**What to work on**.
Render every entry verbatim.

[Entries taken from a collection]
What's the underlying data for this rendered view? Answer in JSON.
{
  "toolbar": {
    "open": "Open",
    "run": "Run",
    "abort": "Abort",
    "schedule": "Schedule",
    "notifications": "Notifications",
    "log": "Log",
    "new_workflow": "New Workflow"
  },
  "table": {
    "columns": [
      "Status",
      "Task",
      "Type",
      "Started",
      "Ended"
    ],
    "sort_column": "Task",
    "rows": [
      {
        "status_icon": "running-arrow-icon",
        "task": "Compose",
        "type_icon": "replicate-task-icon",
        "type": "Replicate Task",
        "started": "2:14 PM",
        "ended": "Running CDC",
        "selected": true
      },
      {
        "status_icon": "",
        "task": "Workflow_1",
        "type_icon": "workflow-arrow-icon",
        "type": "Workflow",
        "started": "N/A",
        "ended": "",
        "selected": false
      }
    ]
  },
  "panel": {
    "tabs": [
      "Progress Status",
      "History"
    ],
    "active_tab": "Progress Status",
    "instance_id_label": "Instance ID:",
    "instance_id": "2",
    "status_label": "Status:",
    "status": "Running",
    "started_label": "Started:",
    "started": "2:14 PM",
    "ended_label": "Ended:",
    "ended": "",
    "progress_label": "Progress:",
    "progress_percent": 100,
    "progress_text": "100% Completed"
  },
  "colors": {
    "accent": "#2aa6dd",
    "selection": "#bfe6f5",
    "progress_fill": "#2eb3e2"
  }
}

**Task solution**.
What's the underlying data for this rendered view? Answer in JSON.
{
  "toolbar": {
    "open": "Open",
    "run": "Run",
    "abort": "Abort",
    "schedule": "Schedule",
    "notifications": "Notifications",
    "log": "Log",
    "new_workflow": "New Workflow"
  },
  "table": {
    "columns": [
      "Status",
      "Task",
      "Type",
      "Started",
      "Ended"
    ],
    "sort_column": "Task",
    "rows": [
      {
        "status_icon": "running-arrow-icon",
        "task": "Compose",
        "type_icon": "replicate-task-icon",
        "type": "Replicate Task",
        "started": "2:14 PM",
        "ended": "Running CDC",
        "selected": true
      },
      {
        "status_icon": "",
        "task": "Workflow_1",
        "type_icon": "workflow-arrow-icon",
        "type": "Workflow",
        "started": "N/A",
        "ended": "",
        "selected": false
      }
    ]
  },
  "panel": {
    "tabs": [
      "Progress Status",
      "History"
    ],
    "active_tab": "Progress Status",
    "instance_id_label": "Instance ID:",
    "instance_id": "2",
    "status_label": "Status:",
    "status": "Running",
    "started_label": "Started:",
    "started": "2:14 PM",
    "ended_label": "Ended:",
    "ended": "",
    "progress_label": "Progress:",
    "progress_percent": 100,
    "progress_text": "100% Completed"
  },
  "colors": {
    "accent": "#2aa6dd",
    "selection": "#bfe6f5",
    "progress_fill": "#2eb3e2"
  }
}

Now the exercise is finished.